Published Mon, 31 Dec 2012 12:00 CET by TopYields.nl
Historically, Australian stocks have paid higher dividends than most global stocks. According to 2011 Russell Investments/ASX Long-Term Investing Report, over the past 20 years, Australian equities have outperformed all other asset classes, including real estate, fixed-income instruments and cash. Dividends have accounted for an increasing share of this total return on equities. In fact, according to SSgA Research and FactSet, on a cumulative basis, dividends contributed more than a third of Australian equities' total returns since 1980. Over the past 10 years through December 2011, that proportion has increased to about 45% of Australia's total equity returns. With 10-year government bond yields sitting close to record lows and given the modest growth outlook for the next five years, Australian dividend stocks stand ready to continue their overperformance relative to other asset classes.

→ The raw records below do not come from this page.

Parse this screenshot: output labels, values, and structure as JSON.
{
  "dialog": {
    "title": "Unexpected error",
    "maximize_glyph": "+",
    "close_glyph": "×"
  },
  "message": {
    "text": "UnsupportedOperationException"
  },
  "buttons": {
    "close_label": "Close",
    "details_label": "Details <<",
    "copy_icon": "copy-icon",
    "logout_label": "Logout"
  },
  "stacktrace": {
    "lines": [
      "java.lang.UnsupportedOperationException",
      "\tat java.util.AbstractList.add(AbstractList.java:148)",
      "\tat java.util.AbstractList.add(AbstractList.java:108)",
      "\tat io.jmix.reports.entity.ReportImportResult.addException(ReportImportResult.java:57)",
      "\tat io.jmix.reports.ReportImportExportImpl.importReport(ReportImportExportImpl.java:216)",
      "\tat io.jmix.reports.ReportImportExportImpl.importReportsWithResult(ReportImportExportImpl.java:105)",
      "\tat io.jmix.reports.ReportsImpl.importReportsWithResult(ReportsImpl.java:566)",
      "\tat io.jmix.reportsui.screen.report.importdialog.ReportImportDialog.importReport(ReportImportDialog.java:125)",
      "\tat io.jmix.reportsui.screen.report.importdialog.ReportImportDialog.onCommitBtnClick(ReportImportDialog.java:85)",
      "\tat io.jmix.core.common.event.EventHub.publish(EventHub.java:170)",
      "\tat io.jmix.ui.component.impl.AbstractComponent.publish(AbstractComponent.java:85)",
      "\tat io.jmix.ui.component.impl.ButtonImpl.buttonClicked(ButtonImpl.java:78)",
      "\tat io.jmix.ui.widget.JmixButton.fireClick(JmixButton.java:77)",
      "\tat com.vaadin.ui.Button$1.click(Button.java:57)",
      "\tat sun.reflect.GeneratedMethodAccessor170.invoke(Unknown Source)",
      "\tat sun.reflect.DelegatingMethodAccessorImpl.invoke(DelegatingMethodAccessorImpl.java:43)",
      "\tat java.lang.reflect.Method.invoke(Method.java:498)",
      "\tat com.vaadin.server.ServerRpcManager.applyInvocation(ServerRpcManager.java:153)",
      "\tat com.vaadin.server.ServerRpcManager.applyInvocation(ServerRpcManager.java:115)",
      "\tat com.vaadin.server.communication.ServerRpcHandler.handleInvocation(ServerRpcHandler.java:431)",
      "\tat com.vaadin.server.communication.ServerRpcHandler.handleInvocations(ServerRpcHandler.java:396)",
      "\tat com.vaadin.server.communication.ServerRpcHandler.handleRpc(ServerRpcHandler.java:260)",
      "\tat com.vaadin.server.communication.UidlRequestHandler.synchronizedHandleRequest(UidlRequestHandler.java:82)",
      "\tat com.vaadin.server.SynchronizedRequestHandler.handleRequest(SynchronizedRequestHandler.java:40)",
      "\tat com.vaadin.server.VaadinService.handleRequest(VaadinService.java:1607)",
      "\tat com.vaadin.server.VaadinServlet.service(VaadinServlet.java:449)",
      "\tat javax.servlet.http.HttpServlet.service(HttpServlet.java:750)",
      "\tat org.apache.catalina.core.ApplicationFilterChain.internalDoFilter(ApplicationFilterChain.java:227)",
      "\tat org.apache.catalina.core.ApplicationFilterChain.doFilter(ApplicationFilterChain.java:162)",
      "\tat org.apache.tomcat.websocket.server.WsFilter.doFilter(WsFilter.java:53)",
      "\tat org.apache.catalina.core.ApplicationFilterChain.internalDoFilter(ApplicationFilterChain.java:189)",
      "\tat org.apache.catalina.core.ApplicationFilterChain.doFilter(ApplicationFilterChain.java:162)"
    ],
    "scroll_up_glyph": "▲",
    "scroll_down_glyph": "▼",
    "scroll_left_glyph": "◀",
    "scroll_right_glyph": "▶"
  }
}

Investors should scout through the Australian equity market in pursuit of attractive income plays. In general, the Australian stock market as represented by the All Ordinaries has a trailing dividend yield of around 4.44%. The forward-looking dividend yield is closer to 6.0%. In comparison with the 10-year government bond, the broad stock market's average dividend yield is 110 basis points higher, suggesting that either stocks are cheap or the 10-year government bonds are overvalued.
Yielding more than government bonds, equity income investments based on dividends can also be a way to beat inflation. While fixed-income investments can hardly pay enough to beat inflation, dividend stocks with increasing payouts, assuming all other things stay the same, can secure positive real returns. In fact, according to Credit Suisse Global Investment Returns Yearbook 2011, the long-term growth of dividend stocks in Australia between 1900 and 2010 was 1.1 percentage points higher than the rate of inflation.
Investors should also recognize the fact that dividends paid by Australian companies are worth more than the actual amount of their cash dividend paid. This is so because of a specific tax situation. Given that Australian corporations have already paid taxes on their profits prior to distributions, tax credits known as franking credits are assigned to the dividends these companies pay to their shareholders. Franking credits are a form of dividend imputation aimed at reducing or eliminating the double taxation of dividends. Investors can use franking credits to offset taxes payable on their other income. For franked dividends, there is no withholding tax. For unfranked dividends, a 30% withholding rate would apply, unless there is a more favorable tax treaty arrangement.
Ways to Invest in Dividend-Yielding Equities in Australia
Income investors in the Australian equity market have plenty of options to invest in dividend-yielding securities. One way to benefit from high yields on equities is by investing in exchange-traded funds (ETFs). Two ETFs that offer exposure to Australian dividend-paying equities are Australia-listed Russell High Dividend Australian Shares ETF (ASX: YRDV) and the U.S.-listed WisdomTree Australia Dividend Fund (NYSE Arca: AUSE). The former ETF overweighs financials, and has an annual expense ratio of 0.46% and a distribution yield of 5.5%. The latter ETF has a broader exposure to consumer sectors and financials, and carries an expense ratio of 0.58% and a dividend yield of 4.7%. Below is a table that shows the largest holdings in each of these two dividend ETFs. Most of the holdings are high-yielding dividend stocks.
However, a recent UBS study cited by Australian Financial Review concludes that “high-yield strategies have not outperformed in Australia over the past 20 years” because “high-yielding stocks have typically passed the mature phase of the company lifecycle and are in decline.” Therefore, investors should focus on total returns driven by capital appreciation and dividend growth.
Stock symbol(s): AMP.AX,ANN.AX,ANZ.AX,ANZBY,AUSE,BEN.AX,BHP,BHP.AX,BLT.L,BMBLY,BXB.AX,BXRBF,CAB.AX,CBA.AX,CCL.AX,CCLAY,CCV.AX,CGAAY,...
|Stock name||Dividend yield|
|NATIONAL AUSTRALIA BANK||5.91|
|AUSTRALIA & NEW ZEALAND BANKING GROUP||5.56|
|BENDIGO AND ADELAIDE BANK||5.26|
|BHP BILLITON LTD||5.26|
|COMMONWEALTH BANK AUS||4.45|
|COMMONWEALTH BANK OF AUSTRALIA||4.29|
|SUPER RETAIL GROUP||4.16|
|RAMSAY HEALTH CARE||1.36|